Federal support for BTA has been piecemeal to date through a variety of programs including USDA’s Rural Business Development Grants, the Beginning Farmer and Rancher Development Program, the Outreach and Assistance for Socially Disadvantaged and Veteran Farmers and Ranchers Program (the 2501 Program), and others through the Small Business Administration and the Northern Border Regional Commission. With no funding source dedicated specifically to BTA, service providers primarily rely on inconsistent, small, and short-term grants that limit their ability to deliver services and meet growing demand. A robust, dedicated source of federal funding could enhance the capacity of service providers to meet more need and better support the farm and food businesses that bolster rural economies, protect the environment, and stabilize our food system.
Alliance Statement: Climate and Technical Assistance
Regardless of sector, farmers report a significant need for expanded one-on-one business and technical assistance to ensure they can weather the economic storms created by climate impacts. Less than half of farmers from any sector in the studies cited believed they had the business or technical knowledge to implement effective farm adaptation and mitigation strategies and plan their finances accordingly. Access to microloans and capital investments, with one-on-one advising to ensure successful implementation, was listed as a key need for future farming success. If we want to ensure that our farmers in New England and the Hudson Valley not only survive but also thrive in the face of climate change, we must use policy to expand one-on-one advising resources—especially to farmers who have been historically shut out of resources.
2019 State of the Sector Report

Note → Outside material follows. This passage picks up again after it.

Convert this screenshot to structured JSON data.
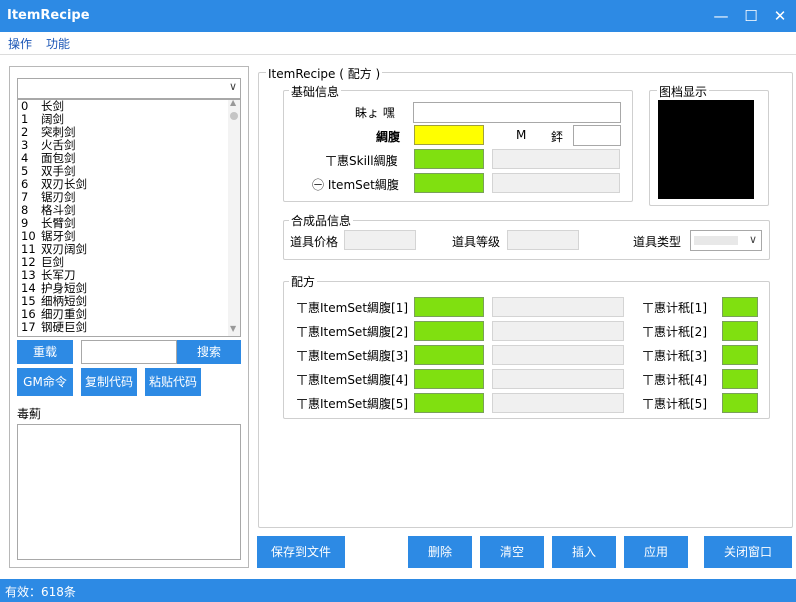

In 2019, the Alliance sought to learn more about our sector—specifically, what business development services for farm and food businesses are available in New England and New York’s Hudson Valley, who provides them, and who benefits. We also wanted to learn more about the entities doing the work to better understand how the Alliance can support expansion of one-on-one business technical assistance throughout the region. Our resulting survey received 37 responses from nonprofits, cooperative extensions, state agencies, private consultants, capital providers, and more. Services were provided to small and mid-size family farms, as well as other food enterprises, and these services included feasibility and planning support, marketing, accounting and taxes, legal and estate planning, and access to capital. The availability of specific services, however, varied by stage of business as well as by geography. This report summarizes our findings.

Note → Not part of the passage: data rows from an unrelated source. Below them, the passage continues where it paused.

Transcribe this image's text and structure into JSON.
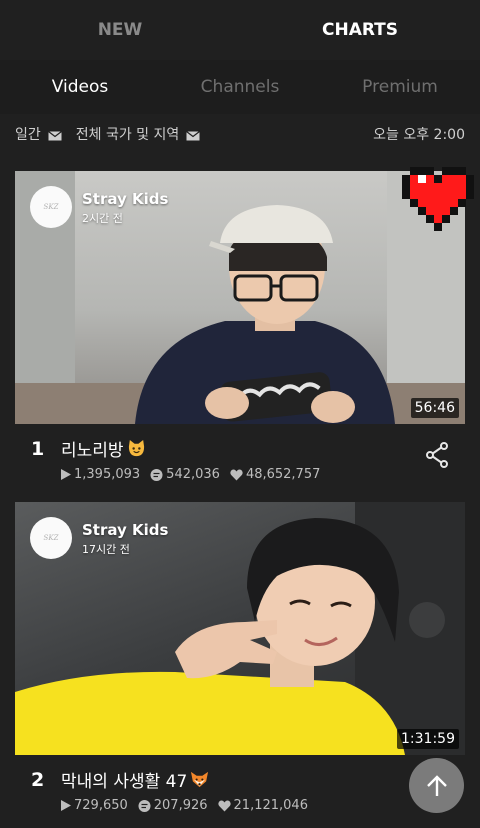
{
  "top_tabs": [
    {
      "label": "NEW",
      "active": false
    },
    {
      "label": "CHARTS",
      "active": true
    }
  ],
  "sub_tabs": [
    {
      "label": "Videos",
      "active": true
    },
    {
      "label": "Channels",
      "active": false
    },
    {
      "label": "Premium",
      "active": false
    }
  ],
  "filters": {
    "period": "일간",
    "region": "전체 국가 및 지역",
    "updated": "오늘 오후 2:00"
  },
  "videos": [
    {
      "rank": "1",
      "channel": "Stray Kids",
      "avatar_text": "SKZ",
      "ago": "2시간 전",
      "duration": "56:46",
      "title": "리노리방",
      "title_emoji": "cat-face-emoji",
      "plays": "1,395,093",
      "comments": "542,036",
      "hearts": "48,652,757"
    },
    {
      "rank": "2",
      "channel": "Stray Kids",
      "avatar_text": "SKZ",
      "ago": "17시간 전",
      "duration": "1:31:59",
      "title": "막내의 사생활 47",
      "title_emoji": "fox-face-emoji",
      "plays": "729,650",
      "comments": "207,926",
      "hearts": "21,121,046"
    }
  ],
  "colors": {
    "background": "#202020",
    "heart_red": "#ff1a1a",
    "subdued_text": "#bdbdbd"
  }
}
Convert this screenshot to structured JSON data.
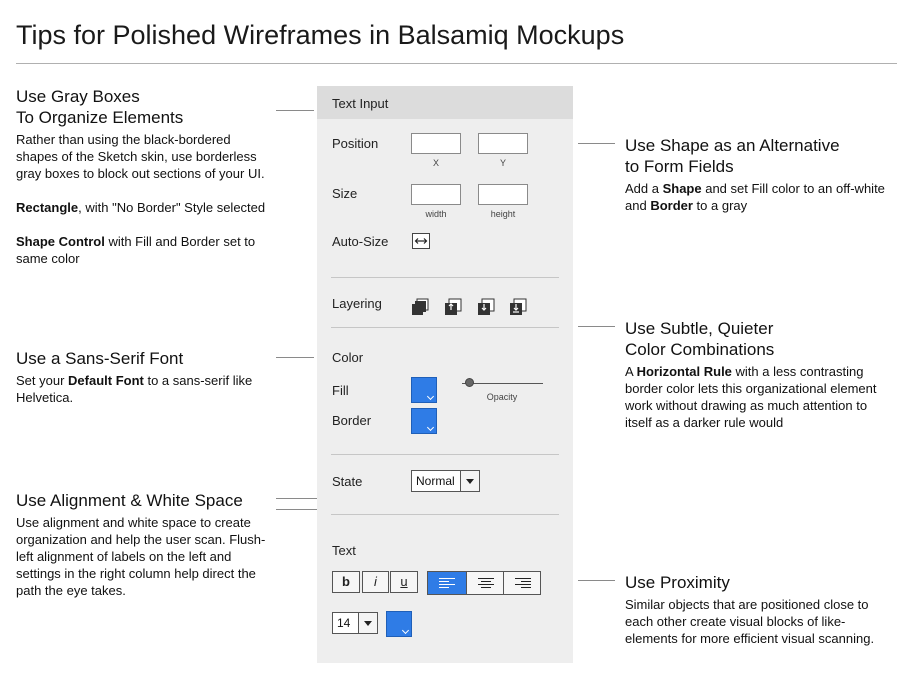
{
  "title": "Tips for Polished Wireframes in Balsamiq Mockups",
  "tips": {
    "gray_boxes": {
      "heading_line1": "Use Gray Boxes",
      "heading_line2": "To Organize Elements",
      "p1": "Rather than using the black-bordered shapes of the Sketch skin, use borderless gray boxes to block out sections of your UI.",
      "p2_bold": "Rectangle",
      "p2_rest": ", with \"No Border\" Style selected",
      "p3_bold": "Shape Control",
      "p3_rest": " with Fill and Border set to same color"
    },
    "sans_serif": {
      "heading": "Use a Sans-Serif Font",
      "p_pre": "Set your ",
      "p_bold": "Default Font",
      "p_post": " to a sans-serif like Helvetica."
    },
    "alignment": {
      "heading": "Use Alignment & White Space",
      "p": "Use alignment and white space to create organization and help the user scan. Flush-left alignment of labels on the left and settings in the right column help direct the path the eye takes."
    },
    "shape": {
      "heading_line1": "Use Shape as an Alternative",
      "heading_line2": "to Form Fields",
      "p_pre": "Add a ",
      "p_bold1": "Shape",
      "p_mid": " and set Fill color to an off-white and ",
      "p_bold2": "Border",
      "p_post": " to a gray"
    },
    "subtle": {
      "heading_line1": "Use Subtle, Quieter",
      "heading_line2": "Color Combinations",
      "p_pre": "A ",
      "p_bold": "Horizontal Rule",
      "p_post": " with a less contrasting border color lets this organizational element work without drawing as much attention to itself as a darker rule would"
    },
    "proximity": {
      "heading": "Use Proximity",
      "p": "Similar objects that are positioned close to each other create visual blocks of like-elements for more efficient visual scanning."
    }
  },
  "panel": {
    "header": "Text Input",
    "position_label": "Position",
    "x_label": "X",
    "y_label": "Y",
    "size_label": "Size",
    "width_label": "width",
    "height_label": "height",
    "autosize_label": "Auto-Size",
    "layering_label": "Layering",
    "color_label": "Color",
    "fill_label": "Fill",
    "border_label": "Border",
    "opacity_label": "Opacity",
    "opacity_value": 0.05,
    "state_label": "State",
    "state_value": "Normal",
    "text_label": "Text",
    "bold_label": "b",
    "italic_label": "i",
    "underline_label": "u",
    "font_size_value": "14",
    "alignment_selected": "left"
  },
  "colors": {
    "swatch_blue": "#2f7ce6",
    "panel_bg": "#eeeeee",
    "panel_header_bg": "#dcdcdc"
  },
  "icons": [
    "resize-horizontal-icon",
    "bring-to-front-icon",
    "bring-forward-icon",
    "send-backward-icon",
    "send-to-back-icon",
    "chevron-down-icon",
    "align-left-icon",
    "align-center-icon",
    "align-right-icon"
  ]
}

● Business advisors offer a wide range of types of assistance, but many of the available options are not uniformly available across the field or to businesses at every stage.

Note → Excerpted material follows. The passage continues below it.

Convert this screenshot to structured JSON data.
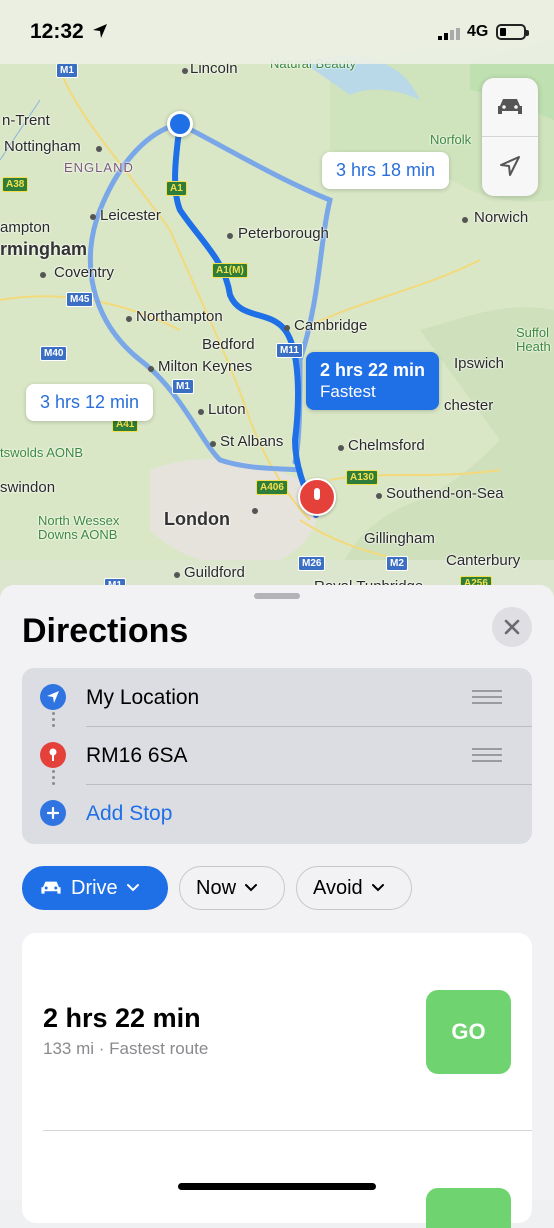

● Most respondents offer less than 21 total hours of one-on-one business technical assistance to each client in 2018.
● Nearly half of the organizational respondents have an annual budget of $1 million or more; however, among all respondents, most use less than half of their budgets for one-on-one business technical assistance. In fact, 41 percent use less than a quarter of their budgets for this purpose.
● Tracking of demographic information about their clients and program participants varies across respondents and offers an incomplete overall view of clients’ races, ages, incomes, and genders.
● Respondents track a diverse array of outcomes to assess their programs’ and their clients’ successes.